Task brief :: Present each line of the entries below that holds the word "subtitle".

(Dataset rows describing interfaces)
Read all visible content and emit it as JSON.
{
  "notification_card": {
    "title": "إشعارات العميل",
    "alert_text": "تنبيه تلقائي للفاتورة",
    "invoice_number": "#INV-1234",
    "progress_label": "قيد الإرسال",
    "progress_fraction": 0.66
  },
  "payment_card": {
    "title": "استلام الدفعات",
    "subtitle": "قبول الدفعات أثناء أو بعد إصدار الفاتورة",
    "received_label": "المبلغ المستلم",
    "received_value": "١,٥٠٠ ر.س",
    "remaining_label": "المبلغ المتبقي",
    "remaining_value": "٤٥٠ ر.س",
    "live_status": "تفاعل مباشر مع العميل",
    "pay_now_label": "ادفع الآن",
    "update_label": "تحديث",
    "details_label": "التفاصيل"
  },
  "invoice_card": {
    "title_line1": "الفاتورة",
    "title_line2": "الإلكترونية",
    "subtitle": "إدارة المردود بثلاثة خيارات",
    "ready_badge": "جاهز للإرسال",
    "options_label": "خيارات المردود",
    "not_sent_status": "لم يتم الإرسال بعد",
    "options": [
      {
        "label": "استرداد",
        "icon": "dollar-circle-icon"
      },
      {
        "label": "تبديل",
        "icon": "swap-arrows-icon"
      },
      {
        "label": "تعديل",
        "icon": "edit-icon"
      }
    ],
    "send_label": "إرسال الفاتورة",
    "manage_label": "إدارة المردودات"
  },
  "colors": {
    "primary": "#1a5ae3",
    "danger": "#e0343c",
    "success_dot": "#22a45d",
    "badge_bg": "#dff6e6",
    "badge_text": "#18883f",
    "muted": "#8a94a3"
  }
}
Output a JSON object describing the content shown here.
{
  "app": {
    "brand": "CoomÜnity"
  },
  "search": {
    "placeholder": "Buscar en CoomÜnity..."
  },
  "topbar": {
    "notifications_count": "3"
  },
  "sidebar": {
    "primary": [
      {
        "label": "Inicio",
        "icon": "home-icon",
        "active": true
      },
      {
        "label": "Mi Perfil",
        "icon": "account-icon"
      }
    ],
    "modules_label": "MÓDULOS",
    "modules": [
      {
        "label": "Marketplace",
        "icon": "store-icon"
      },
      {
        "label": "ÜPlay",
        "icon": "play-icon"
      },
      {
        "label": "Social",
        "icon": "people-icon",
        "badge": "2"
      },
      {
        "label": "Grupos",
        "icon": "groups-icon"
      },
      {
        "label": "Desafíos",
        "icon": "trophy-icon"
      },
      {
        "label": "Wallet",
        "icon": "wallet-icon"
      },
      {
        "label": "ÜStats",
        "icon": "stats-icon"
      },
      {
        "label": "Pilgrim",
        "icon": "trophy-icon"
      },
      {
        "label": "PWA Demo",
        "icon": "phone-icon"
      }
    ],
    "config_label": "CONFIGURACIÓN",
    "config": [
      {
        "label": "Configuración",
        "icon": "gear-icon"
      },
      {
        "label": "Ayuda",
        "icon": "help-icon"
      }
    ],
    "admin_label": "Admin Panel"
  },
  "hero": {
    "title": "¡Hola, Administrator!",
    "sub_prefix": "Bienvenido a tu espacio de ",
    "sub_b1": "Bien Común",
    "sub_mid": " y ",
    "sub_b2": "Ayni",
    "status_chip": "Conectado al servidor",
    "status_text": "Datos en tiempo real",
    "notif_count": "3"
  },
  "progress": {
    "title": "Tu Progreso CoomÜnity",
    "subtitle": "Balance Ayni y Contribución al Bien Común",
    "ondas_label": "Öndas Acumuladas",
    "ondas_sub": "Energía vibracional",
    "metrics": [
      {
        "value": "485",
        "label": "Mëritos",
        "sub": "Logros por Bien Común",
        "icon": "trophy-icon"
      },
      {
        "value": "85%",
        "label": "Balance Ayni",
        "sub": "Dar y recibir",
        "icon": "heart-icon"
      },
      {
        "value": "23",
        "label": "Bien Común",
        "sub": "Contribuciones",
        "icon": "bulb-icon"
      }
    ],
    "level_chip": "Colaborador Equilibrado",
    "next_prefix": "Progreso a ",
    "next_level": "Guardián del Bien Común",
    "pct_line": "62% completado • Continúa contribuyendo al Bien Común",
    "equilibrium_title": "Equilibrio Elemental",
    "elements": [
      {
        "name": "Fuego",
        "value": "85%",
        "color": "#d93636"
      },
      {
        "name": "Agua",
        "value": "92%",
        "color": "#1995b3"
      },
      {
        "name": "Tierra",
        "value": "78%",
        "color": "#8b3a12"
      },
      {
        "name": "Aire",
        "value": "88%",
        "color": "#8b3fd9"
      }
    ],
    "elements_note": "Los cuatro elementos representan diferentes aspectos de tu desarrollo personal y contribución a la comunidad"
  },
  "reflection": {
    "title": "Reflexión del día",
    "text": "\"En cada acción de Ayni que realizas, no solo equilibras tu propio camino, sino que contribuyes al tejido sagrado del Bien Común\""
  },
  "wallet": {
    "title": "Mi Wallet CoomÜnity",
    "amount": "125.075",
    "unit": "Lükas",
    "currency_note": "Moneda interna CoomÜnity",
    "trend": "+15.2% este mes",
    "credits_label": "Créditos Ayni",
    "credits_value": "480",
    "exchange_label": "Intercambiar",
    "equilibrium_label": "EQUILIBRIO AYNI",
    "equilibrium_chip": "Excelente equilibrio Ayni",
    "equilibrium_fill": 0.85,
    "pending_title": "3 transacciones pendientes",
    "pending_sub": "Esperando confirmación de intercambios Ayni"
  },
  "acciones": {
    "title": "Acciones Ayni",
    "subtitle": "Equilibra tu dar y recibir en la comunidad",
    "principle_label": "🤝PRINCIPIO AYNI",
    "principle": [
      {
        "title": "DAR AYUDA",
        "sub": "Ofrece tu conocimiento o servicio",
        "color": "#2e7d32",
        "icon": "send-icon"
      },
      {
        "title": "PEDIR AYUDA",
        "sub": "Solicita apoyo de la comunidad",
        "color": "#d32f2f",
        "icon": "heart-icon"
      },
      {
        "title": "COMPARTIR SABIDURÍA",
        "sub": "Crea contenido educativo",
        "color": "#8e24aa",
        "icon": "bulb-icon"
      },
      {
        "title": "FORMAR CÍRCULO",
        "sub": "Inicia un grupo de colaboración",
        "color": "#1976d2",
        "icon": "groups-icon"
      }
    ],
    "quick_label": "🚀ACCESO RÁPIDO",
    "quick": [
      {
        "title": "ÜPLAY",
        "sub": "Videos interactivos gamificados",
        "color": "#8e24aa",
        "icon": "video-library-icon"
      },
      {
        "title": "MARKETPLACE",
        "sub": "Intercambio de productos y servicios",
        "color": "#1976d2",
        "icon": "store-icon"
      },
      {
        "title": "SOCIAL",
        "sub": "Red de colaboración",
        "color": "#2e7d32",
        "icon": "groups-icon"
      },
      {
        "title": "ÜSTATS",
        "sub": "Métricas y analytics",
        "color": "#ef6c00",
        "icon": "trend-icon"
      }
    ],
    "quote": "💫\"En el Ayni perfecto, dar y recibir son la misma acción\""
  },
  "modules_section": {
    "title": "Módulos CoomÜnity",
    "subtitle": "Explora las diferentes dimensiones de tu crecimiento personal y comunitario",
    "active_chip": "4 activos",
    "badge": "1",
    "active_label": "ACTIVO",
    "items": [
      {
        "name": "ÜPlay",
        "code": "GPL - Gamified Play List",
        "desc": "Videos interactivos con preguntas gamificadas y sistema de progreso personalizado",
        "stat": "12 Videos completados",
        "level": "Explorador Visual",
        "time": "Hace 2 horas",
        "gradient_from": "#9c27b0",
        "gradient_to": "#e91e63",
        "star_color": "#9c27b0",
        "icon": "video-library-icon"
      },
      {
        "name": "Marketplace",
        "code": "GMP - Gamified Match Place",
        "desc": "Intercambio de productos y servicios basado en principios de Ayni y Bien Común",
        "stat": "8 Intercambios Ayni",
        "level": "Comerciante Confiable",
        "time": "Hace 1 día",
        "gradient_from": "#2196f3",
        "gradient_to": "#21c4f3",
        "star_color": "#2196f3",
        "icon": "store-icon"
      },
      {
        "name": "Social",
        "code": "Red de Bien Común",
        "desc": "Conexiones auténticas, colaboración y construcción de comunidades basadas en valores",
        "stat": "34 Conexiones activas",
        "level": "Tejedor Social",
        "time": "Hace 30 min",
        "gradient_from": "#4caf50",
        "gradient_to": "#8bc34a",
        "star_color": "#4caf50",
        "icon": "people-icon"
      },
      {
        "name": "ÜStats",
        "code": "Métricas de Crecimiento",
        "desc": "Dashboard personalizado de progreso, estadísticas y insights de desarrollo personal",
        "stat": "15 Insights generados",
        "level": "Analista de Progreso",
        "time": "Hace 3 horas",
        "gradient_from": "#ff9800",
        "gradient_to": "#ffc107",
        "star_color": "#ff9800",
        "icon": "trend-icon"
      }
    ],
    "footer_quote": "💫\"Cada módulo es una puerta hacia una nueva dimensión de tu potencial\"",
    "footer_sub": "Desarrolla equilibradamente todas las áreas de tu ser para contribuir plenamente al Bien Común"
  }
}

Result for this exercise ::
    "subtitle": "قبول الدفعات أثناء أو بعد إصدار الفاتورة",
    "subtitle": "إدارة المردود بثلاثة خيارات",
    "subtitle": "Balance Ayni y Contribución al Bien Común",
    "subtitle": "Equilibra tu dar y recibir en la comunidad",
    "subtitle": "Explora las diferentes dimensiones de tu crecimiento personal y comunitario",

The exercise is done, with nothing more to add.